Assigned task - Retype the entries exactly; omit all pictures.

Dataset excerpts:
BEGIN

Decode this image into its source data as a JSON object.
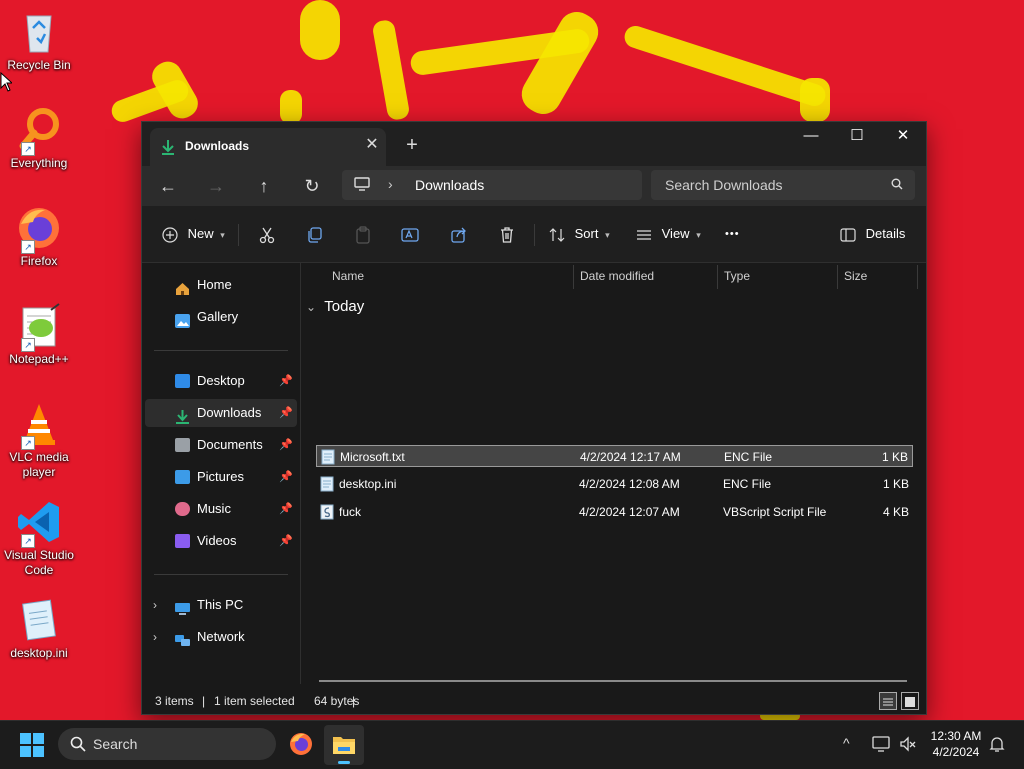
{
  "desktop": {
    "icons": [
      {
        "label": "Recycle Bin",
        "icon": "recycle-bin-icon"
      },
      {
        "label": "Everything",
        "icon": "everything-search-icon"
      },
      {
        "label": "Firefox",
        "icon": "firefox-icon"
      },
      {
        "label": "Notepad++",
        "icon": "notepadpp-icon"
      },
      {
        "label": "VLC media player",
        "icon": "vlc-icon"
      },
      {
        "label": "Visual Studio Code",
        "icon": "vscode-icon"
      },
      {
        "label": "desktop.ini",
        "icon": "notepad-file-icon"
      }
    ]
  },
  "window": {
    "tab_title": "Downloads",
    "tab_close": "✕",
    "new_tab": "+",
    "minimize": "—",
    "maximize": "☐",
    "close": "✕"
  },
  "nav": {
    "back": "←",
    "forward": "→",
    "up": "↑",
    "refresh": "↻",
    "breadcrumb_sep": "›",
    "breadcrumb": "Downloads",
    "search_placeholder": "Search Downloads"
  },
  "toolbar": {
    "new_label": "New",
    "sort_label": "Sort",
    "view_label": "View",
    "more_label": "•••",
    "details_label": "Details"
  },
  "sidebar": {
    "home": "Home",
    "gallery": "Gallery",
    "pinned": [
      {
        "label": "Desktop",
        "color": "#2f8be8"
      },
      {
        "label": "Downloads",
        "color": "#2bb673"
      },
      {
        "label": "Documents",
        "color": "#9aa0a6"
      },
      {
        "label": "Pictures",
        "color": "#3c9be8"
      },
      {
        "label": "Music",
        "color": "#e06a8c"
      },
      {
        "label": "Videos",
        "color": "#8a5cf0"
      }
    ],
    "pin_glyph": "📌",
    "this_pc": "This PC",
    "network": "Network",
    "expand_glyph": "›"
  },
  "columns": {
    "name": "Name",
    "date": "Date modified",
    "type": "Type",
    "size": "Size"
  },
  "group": {
    "chevron": "⌄",
    "label": "Today"
  },
  "files": [
    {
      "name": "Microsoft.txt",
      "date": "4/2/2024 12:17 AM",
      "type": "ENC File",
      "size": "1 KB"
    },
    {
      "name": "desktop.ini",
      "date": "4/2/2024 12:08 AM",
      "type": "ENC File",
      "size": "1 KB"
    },
    {
      "name": "fuck",
      "date": "4/2/2024 12:07 AM",
      "type": "VBScript Script File",
      "size": "4 KB"
    }
  ],
  "status": {
    "items": "3 items",
    "sep": "|",
    "selected": "1 item selected",
    "size": "64 bytes"
  },
  "taskbar": {
    "search_placeholder": "Search",
    "time": "12:30 AM",
    "date": "4/2/2024",
    "chevron": "^"
  }
}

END

Your response -
Decode this image into its source data as a JSON object.
{
  "desktop": {
    "icons": [
      {
        "label": "Recycle Bin",
        "icon": "recycle-bin-icon"
      },
      {
        "label": "Everything",
        "icon": "everything-search-icon"
      },
      {
        "label": "Firefox",
        "icon": "firefox-icon"
      },
      {
        "label": "Notepad++",
        "icon": "notepadpp-icon"
      },
      {
        "label": "VLC media player",
        "icon": "vlc-icon"
      },
      {
        "label": "Visual Studio Code",
        "icon": "vscode-icon"
      },
      {
        "label": "desktop.ini",
        "icon": "notepad-file-icon"
      }
    ]
  },
  "window": {
    "tab_title": "Downloads",
    "tab_close": "✕",
    "new_tab": "+",
    "minimize": "—",
    "maximize": "☐",
    "close": "✕"
  },
  "nav": {
    "back": "←",
    "forward": "→",
    "up": "↑",
    "refresh": "↻",
    "breadcrumb_sep": "›",
    "breadcrumb": "Downloads",
    "search_placeholder": "Search Downloads"
  },
  "toolbar": {
    "new_label": "New",
    "sort_label": "Sort",
    "view_label": "View",
    "more_label": "•••",
    "details_label": "Details"
  },
  "sidebar": {
    "home": "Home",
    "gallery": "Gallery",
    "pinned": [
      {
        "label": "Desktop",
        "color": "#2f8be8"
      },
      {
        "label": "Downloads",
        "color": "#2bb673"
      },
      {
        "label": "Documents",
        "color": "#9aa0a6"
      },
      {
        "label": "Pictures",
        "color": "#3c9be8"
      },
      {
        "label": "Music",
        "color": "#e06a8c"
      },
      {
        "label": "Videos",
        "color": "#8a5cf0"
      }
    ],
    "pin_glyph": "📌",
    "this_pc": "This PC",
    "network": "Network",
    "expand_glyph": "›"
  },
  "columns": {
    "name": "Name",
    "date": "Date modified",
    "type": "Type",
    "size": "Size"
  },
  "group": {
    "chevron": "⌄",
    "label": "Today"
  },
  "files": [
    {
      "name": "Microsoft.txt",
      "date": "4/2/2024 12:17 AM",
      "type": "ENC File",
      "size": "1 KB"
    },
    {
      "name": "desktop.ini",
      "date": "4/2/2024 12:08 AM",
      "type": "ENC File",
      "size": "1 KB"
    },
    {
      "name": "fuck",
      "date": "4/2/2024 12:07 AM",
      "type": "VBScript Script File",
      "size": "4 KB"
    }
  ],
  "status": {
    "items": "3 items",
    "sep": "|",
    "selected": "1 item selected",
    "size": "64 bytes"
  },
  "taskbar": {
    "search_placeholder": "Search",
    "time": "12:30 AM",
    "date": "4/2/2024",
    "chevron": "^"
  }
}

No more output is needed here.